***** EXERCISE INPUTS
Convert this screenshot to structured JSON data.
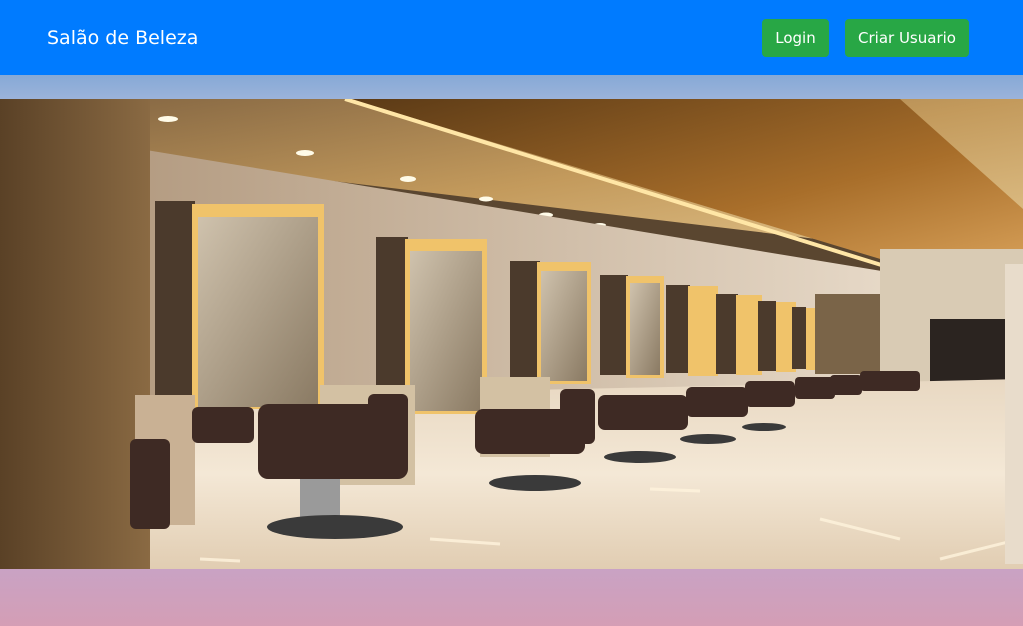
{
  "navbar": {
    "brand": "Salão de Beleza",
    "login_label": "Login",
    "register_label": "Criar Usuario",
    "bg_color": "#007bff",
    "button_color": "#28a745"
  },
  "hero": {
    "image": "salon-interior-photo"
  }
}
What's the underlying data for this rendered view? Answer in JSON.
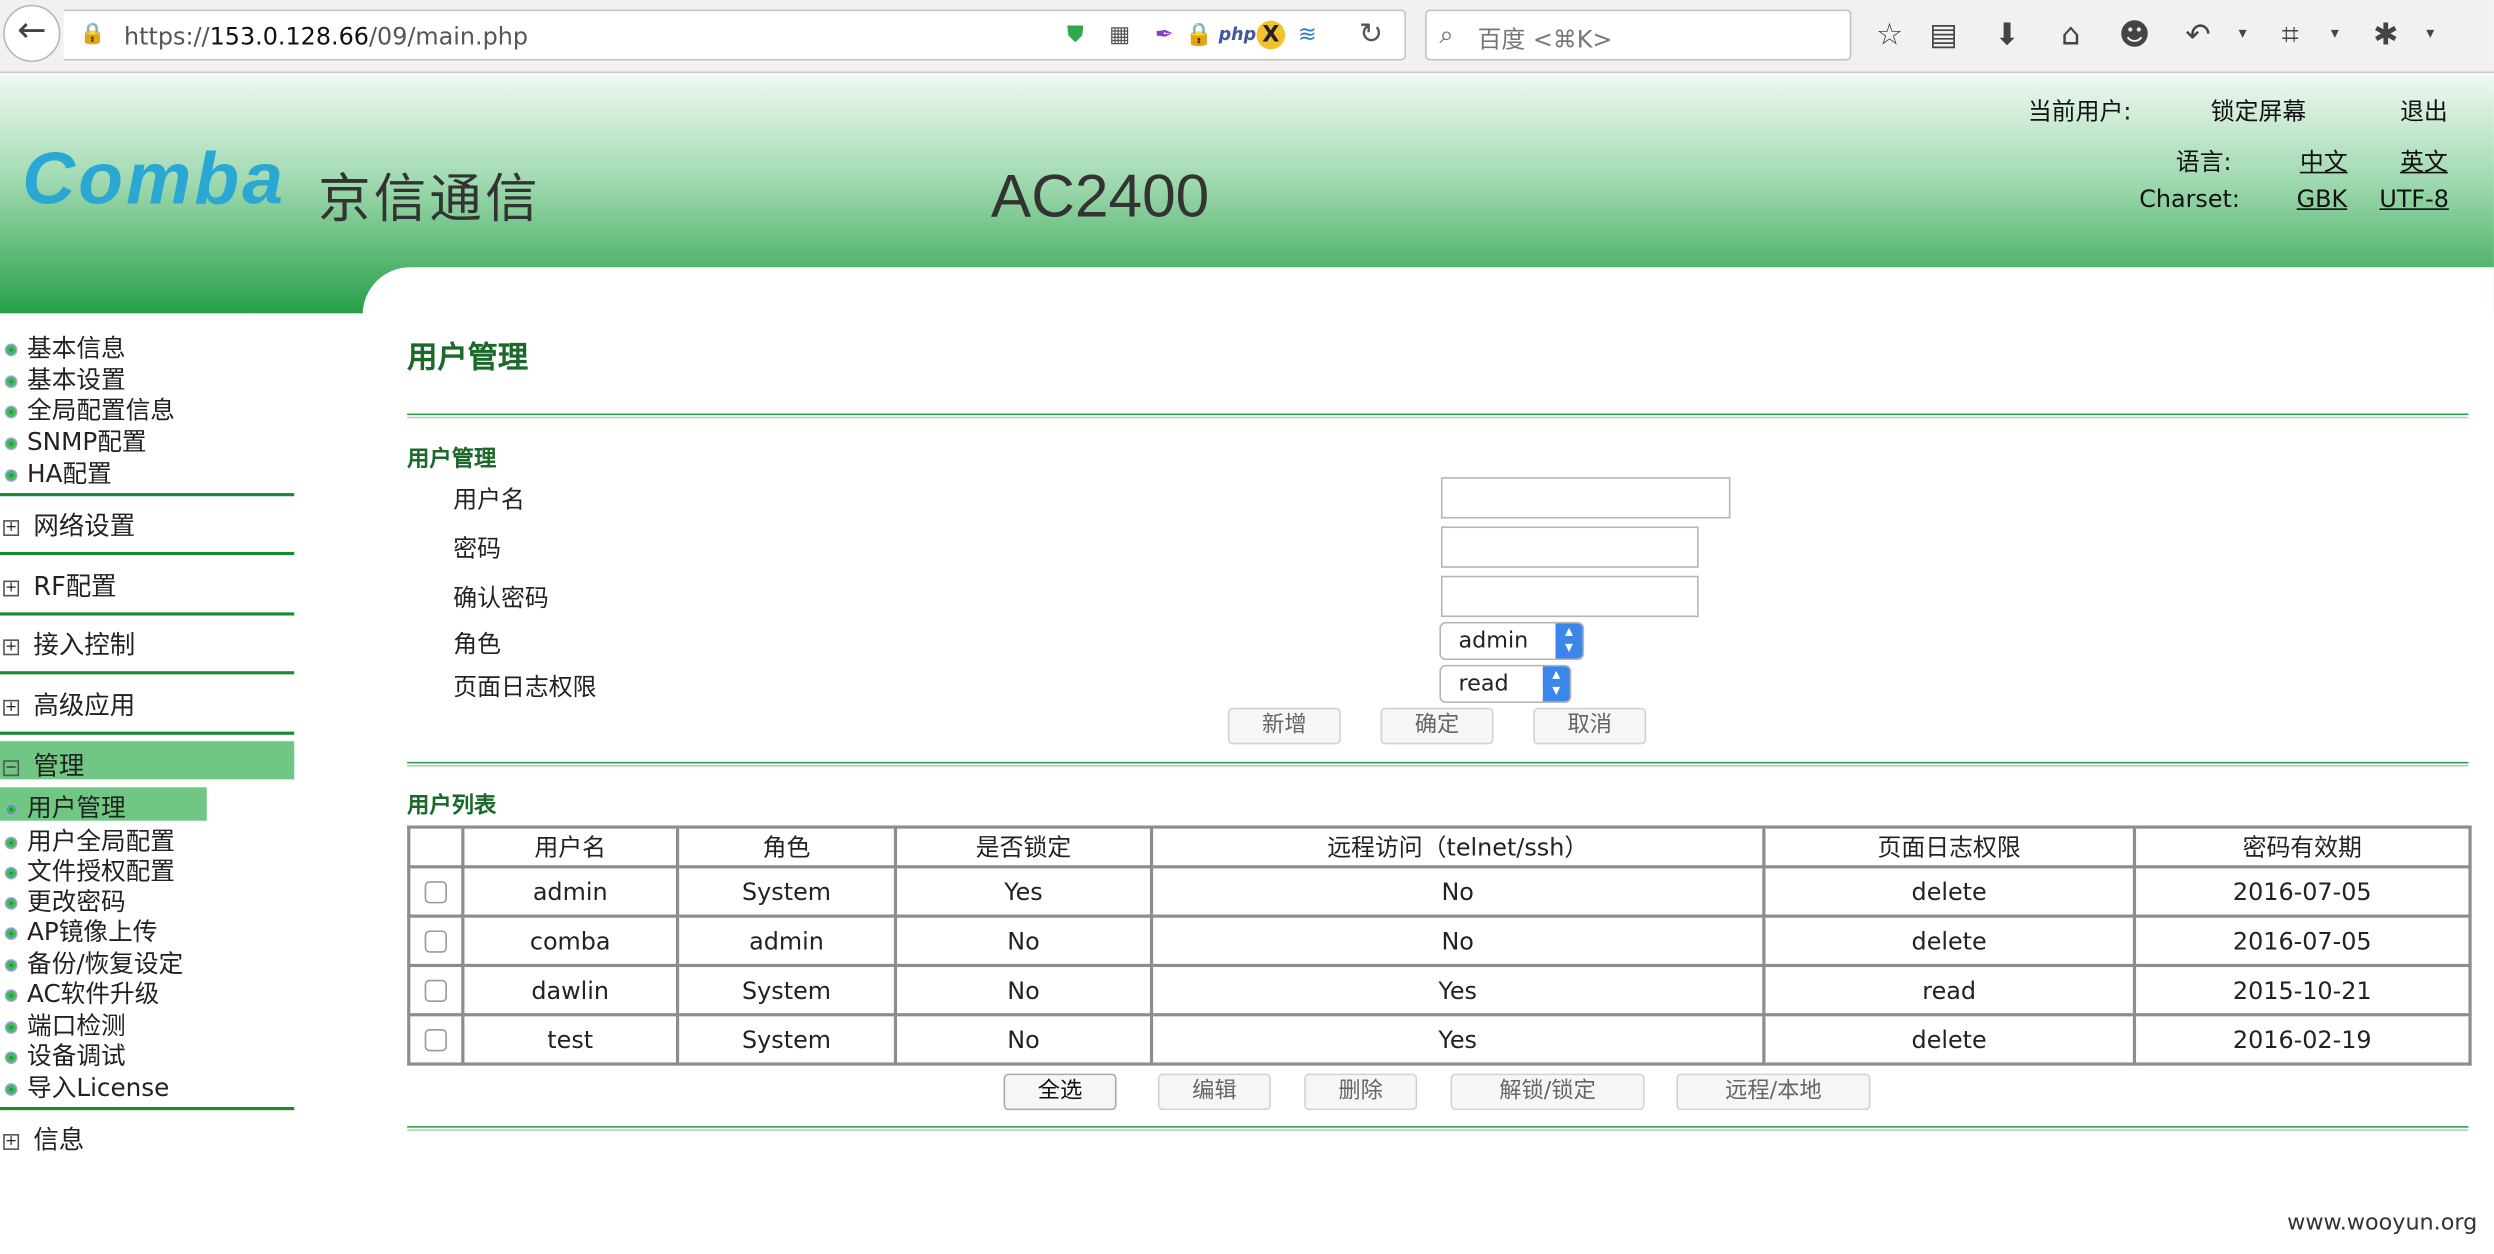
{
  "browser": {
    "url_prefix": "https://",
    "url_host": "153.0.128.66",
    "url_path": "/09/main.php",
    "search_placeholder": "百度 <⌘K>"
  },
  "header": {
    "logo_text": "Comba",
    "logo_cn": "京信通信",
    "product": "AC2400",
    "current_user_label": "当前用户:",
    "lock_screen": "锁定屏幕",
    "logout": "退出",
    "language_label": "语言:",
    "lang_cn": "中文",
    "lang_en": "英文",
    "charset_label": "Charset:",
    "charset_gbk": "GBK",
    "charset_utf8": "UTF-8"
  },
  "sidebar": {
    "top_items": [
      "基本信息",
      "基本设置",
      "全局配置信息",
      "SNMP配置",
      "HA配置"
    ],
    "categories": [
      "网络设置",
      "RF配置",
      "接入控制",
      "高级应用"
    ],
    "manage_label": "管理",
    "manage_items": [
      "用户管理",
      "用户全局配置",
      "文件授权配置",
      "更改密码",
      "AP镜像上传",
      "备份/恢复设定",
      "AC软件升级",
      "端口检测",
      "设备调试",
      "导入License"
    ],
    "info_label": "信息"
  },
  "main": {
    "page_title": "用户管理",
    "form_section_title": "用户管理",
    "form": {
      "username_label": "用户名",
      "password_label": "密码",
      "confirm_label": "确认密码",
      "role_label": "角色",
      "role_value": "admin",
      "log_perm_label": "页面日志权限",
      "log_perm_value": "read"
    },
    "form_buttons": {
      "add": "新增",
      "confirm": "确定",
      "cancel": "取消"
    },
    "list_title": "用户列表",
    "table": {
      "headers": [
        "用户名",
        "角色",
        "是否锁定",
        "远程访问（telnet/ssh）",
        "页面日志权限",
        "密码有效期"
      ],
      "rows": [
        [
          "admin",
          "System",
          "Yes",
          "No",
          "delete",
          "2016-07-05"
        ],
        [
          "comba",
          "admin",
          "No",
          "No",
          "delete",
          "2016-07-05"
        ],
        [
          "dawlin",
          "System",
          "No",
          "Yes",
          "read",
          "2015-10-21"
        ],
        [
          "test",
          "System",
          "No",
          "Yes",
          "delete",
          "2016-02-19"
        ]
      ]
    },
    "table_buttons": {
      "select_all": "全选",
      "edit": "编辑",
      "delete": "删除",
      "unlock_lock": "解锁/锁定",
      "remote_local": "远程/本地"
    }
  },
  "watermark": "www.wooyun.org",
  "colors": {
    "header_green": "#28a048",
    "title_green": "#1b6a2c",
    "active_bg": "#6fc783",
    "logo_blue": "#2aa7d2"
  }
}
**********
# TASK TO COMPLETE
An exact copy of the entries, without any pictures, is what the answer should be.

# WRITTEN RESPONSE
Convert this screenshot to structured JSON data.
{
  "navbar": {
    "brand": "Salão de Beleza",
    "login_label": "Login",
    "register_label": "Criar Usuario",
    "bg_color": "#007bff",
    "button_color": "#28a745"
  },
  "hero": {
    "image": "salon-interior-photo"
  }
}
What's the underlying data for this rendered view? Answer in JSON.
{
  "browser": {
    "url_prefix": "https://",
    "url_host": "153.0.128.66",
    "url_path": "/09/main.php",
    "search_placeholder": "百度 <⌘K>"
  },
  "header": {
    "logo_text": "Comba",
    "logo_cn": "京信通信",
    "product": "AC2400",
    "current_user_label": "当前用户:",
    "lock_screen": "锁定屏幕",
    "logout": "退出",
    "language_label": "语言:",
    "lang_cn": "中文",
    "lang_en": "英文",
    "charset_label": "Charset:",
    "charset_gbk": "GBK",
    "charset_utf8": "UTF-8"
  },
  "sidebar": {
    "top_items": [
      "基本信息",
      "基本设置",
      "全局配置信息",
      "SNMP配置",
      "HA配置"
    ],
    "categories": [
      "网络设置",
      "RF配置",
      "接入控制",
      "高级应用"
    ],
    "manage_label": "管理",
    "manage_items": [
      "用户管理",
      "用户全局配置",
      "文件授权配置",
      "更改密码",
      "AP镜像上传",
      "备份/恢复设定",
      "AC软件升级",
      "端口检测",
      "设备调试",
      "导入License"
    ],
    "info_label": "信息"
  },
  "main": {
    "page_title": "用户管理",
    "form_section_title": "用户管理",
    "form": {
      "username_label": "用户名",
      "password_label": "密码",
      "confirm_label": "确认密码",
      "role_label": "角色",
      "role_value": "admin",
      "log_perm_label": "页面日志权限",
      "log_perm_value": "read"
    },
    "form_buttons": {
      "add": "新增",
      "confirm": "确定",
      "cancel": "取消"
    },
    "list_title": "用户列表",
    "table": {
      "headers": [
        "用户名",
        "角色",
        "是否锁定",
        "远程访问（telnet/ssh）",
        "页面日志权限",
        "密码有效期"
      ],
      "rows": [
        [
          "admin",
          "System",
          "Yes",
          "No",
          "delete",
          "2016-07-05"
        ],
        [
          "comba",
          "admin",
          "No",
          "No",
          "delete",
          "2016-07-05"
        ],
        [
          "dawlin",
          "System",
          "No",
          "Yes",
          "read",
          "2015-10-21"
        ],
        [
          "test",
          "System",
          "No",
          "Yes",
          "delete",
          "2016-02-19"
        ]
      ]
    },
    "table_buttons": {
      "select_all": "全选",
      "edit": "编辑",
      "delete": "删除",
      "unlock_lock": "解锁/锁定",
      "remote_local": "远程/本地"
    }
  },
  "watermark": "www.wooyun.org",
  "colors": {
    "header_green": "#28a048",
    "title_green": "#1b6a2c",
    "active_bg": "#6fc783",
    "logo_blue": "#2aa7d2"
  }
}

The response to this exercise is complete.